Segment Open
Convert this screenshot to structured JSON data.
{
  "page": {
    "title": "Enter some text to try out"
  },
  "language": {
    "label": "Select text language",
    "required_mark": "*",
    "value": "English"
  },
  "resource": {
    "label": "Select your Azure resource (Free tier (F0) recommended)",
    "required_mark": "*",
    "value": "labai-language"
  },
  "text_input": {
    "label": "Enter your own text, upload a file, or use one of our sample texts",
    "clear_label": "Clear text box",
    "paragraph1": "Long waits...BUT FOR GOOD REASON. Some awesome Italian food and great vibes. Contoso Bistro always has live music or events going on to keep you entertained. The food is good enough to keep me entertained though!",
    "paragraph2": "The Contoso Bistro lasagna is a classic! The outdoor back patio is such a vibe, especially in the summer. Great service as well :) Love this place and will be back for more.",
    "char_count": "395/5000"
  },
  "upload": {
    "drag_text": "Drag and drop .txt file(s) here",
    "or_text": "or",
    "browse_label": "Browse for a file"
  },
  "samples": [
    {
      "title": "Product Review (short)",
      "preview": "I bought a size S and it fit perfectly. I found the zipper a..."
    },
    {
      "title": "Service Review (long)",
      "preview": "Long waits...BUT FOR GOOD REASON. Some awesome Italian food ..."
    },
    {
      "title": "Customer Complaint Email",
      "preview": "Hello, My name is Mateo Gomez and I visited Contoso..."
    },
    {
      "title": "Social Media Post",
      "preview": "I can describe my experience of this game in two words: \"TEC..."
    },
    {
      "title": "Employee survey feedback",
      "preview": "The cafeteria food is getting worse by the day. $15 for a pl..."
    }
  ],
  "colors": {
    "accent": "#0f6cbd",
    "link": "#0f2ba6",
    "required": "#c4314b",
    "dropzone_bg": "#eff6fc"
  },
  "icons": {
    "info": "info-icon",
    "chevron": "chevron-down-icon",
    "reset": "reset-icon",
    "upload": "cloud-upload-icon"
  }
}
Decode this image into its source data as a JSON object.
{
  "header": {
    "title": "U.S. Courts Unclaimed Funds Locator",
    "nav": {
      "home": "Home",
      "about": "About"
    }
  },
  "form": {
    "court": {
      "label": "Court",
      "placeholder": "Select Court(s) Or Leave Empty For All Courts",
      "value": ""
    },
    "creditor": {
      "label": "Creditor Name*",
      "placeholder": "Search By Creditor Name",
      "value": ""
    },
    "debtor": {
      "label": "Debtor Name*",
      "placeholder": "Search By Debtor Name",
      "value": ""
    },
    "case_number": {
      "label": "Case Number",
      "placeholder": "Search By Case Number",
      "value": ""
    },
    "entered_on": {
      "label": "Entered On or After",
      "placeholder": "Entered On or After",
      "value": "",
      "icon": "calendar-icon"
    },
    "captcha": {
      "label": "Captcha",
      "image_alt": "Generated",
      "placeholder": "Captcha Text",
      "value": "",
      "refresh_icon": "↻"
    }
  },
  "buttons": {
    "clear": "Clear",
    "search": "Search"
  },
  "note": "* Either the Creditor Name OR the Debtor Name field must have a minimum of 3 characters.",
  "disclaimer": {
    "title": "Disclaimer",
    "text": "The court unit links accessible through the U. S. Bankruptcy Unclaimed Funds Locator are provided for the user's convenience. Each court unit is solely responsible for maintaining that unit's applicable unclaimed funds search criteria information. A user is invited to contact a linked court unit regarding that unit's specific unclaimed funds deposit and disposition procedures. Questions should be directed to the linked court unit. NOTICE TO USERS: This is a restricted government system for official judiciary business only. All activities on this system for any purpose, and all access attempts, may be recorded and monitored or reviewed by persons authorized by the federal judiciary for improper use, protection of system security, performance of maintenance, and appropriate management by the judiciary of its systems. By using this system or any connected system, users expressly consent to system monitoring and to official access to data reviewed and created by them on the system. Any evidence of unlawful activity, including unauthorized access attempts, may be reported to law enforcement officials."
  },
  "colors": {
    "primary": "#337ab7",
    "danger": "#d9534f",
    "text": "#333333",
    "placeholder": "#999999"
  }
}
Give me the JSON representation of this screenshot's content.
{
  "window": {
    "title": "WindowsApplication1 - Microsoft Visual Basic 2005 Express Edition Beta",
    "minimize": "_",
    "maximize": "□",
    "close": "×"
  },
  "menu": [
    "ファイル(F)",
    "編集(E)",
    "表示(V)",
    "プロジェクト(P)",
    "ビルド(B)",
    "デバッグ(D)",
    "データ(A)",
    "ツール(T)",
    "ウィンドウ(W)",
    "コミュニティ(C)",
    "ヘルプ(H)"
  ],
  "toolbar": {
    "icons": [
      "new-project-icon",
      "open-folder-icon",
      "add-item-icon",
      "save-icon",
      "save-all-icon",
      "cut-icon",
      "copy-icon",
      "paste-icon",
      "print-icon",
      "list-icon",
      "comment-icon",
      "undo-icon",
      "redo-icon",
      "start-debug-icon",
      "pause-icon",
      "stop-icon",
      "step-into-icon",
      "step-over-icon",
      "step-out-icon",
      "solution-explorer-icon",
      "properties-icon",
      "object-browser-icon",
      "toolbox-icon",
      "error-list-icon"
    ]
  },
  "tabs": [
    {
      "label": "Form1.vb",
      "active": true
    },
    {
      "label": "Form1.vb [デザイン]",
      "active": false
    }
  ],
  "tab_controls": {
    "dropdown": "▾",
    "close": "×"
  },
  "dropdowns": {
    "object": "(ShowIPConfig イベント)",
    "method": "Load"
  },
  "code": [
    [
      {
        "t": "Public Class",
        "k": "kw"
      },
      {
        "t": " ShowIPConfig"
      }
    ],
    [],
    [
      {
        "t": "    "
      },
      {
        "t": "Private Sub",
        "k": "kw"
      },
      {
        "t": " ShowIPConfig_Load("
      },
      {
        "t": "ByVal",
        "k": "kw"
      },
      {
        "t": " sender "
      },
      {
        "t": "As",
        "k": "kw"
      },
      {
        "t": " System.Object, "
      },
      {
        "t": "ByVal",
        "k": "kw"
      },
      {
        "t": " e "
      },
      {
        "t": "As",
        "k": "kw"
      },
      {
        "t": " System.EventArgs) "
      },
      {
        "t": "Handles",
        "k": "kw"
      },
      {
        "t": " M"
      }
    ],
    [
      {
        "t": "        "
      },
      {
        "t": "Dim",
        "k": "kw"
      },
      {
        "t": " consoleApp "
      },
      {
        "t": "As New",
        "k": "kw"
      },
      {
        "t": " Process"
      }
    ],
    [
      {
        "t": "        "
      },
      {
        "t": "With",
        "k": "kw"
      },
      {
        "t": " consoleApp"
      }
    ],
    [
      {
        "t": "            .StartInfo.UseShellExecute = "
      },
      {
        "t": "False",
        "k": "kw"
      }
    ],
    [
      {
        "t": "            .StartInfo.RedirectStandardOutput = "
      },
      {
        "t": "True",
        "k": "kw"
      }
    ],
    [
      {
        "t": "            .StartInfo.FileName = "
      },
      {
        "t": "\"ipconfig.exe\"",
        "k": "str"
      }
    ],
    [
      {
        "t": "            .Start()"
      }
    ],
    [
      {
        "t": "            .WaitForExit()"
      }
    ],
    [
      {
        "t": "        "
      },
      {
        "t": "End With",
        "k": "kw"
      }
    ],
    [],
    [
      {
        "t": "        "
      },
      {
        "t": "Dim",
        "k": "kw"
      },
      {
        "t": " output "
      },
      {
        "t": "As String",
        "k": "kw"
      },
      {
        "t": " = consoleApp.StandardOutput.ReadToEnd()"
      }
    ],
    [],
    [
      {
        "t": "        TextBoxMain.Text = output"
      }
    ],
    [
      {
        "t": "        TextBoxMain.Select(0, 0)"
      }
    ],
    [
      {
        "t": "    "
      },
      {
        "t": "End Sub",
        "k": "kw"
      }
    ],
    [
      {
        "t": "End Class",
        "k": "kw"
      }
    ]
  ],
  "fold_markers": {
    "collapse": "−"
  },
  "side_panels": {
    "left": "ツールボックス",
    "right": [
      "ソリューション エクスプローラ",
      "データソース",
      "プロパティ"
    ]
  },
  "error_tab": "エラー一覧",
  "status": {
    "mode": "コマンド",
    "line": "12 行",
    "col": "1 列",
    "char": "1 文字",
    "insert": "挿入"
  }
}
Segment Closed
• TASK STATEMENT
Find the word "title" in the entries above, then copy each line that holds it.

• RESPONSE AREA
    "title": "Enter some text to try out"
      "title": "Product Review (short)",
      "title": "Service Review (long)",
      "title": "Customer Complaint Email",
      "title": "Social Media Post",
      "title": "Employee survey feedback",
    "title": "U.S. Courts Unclaimed Funds Locator",
    "title": "Disclaimer",
    "title": "WindowsApplication1 - Microsoft Visual Basic 2005 Express Edition Beta",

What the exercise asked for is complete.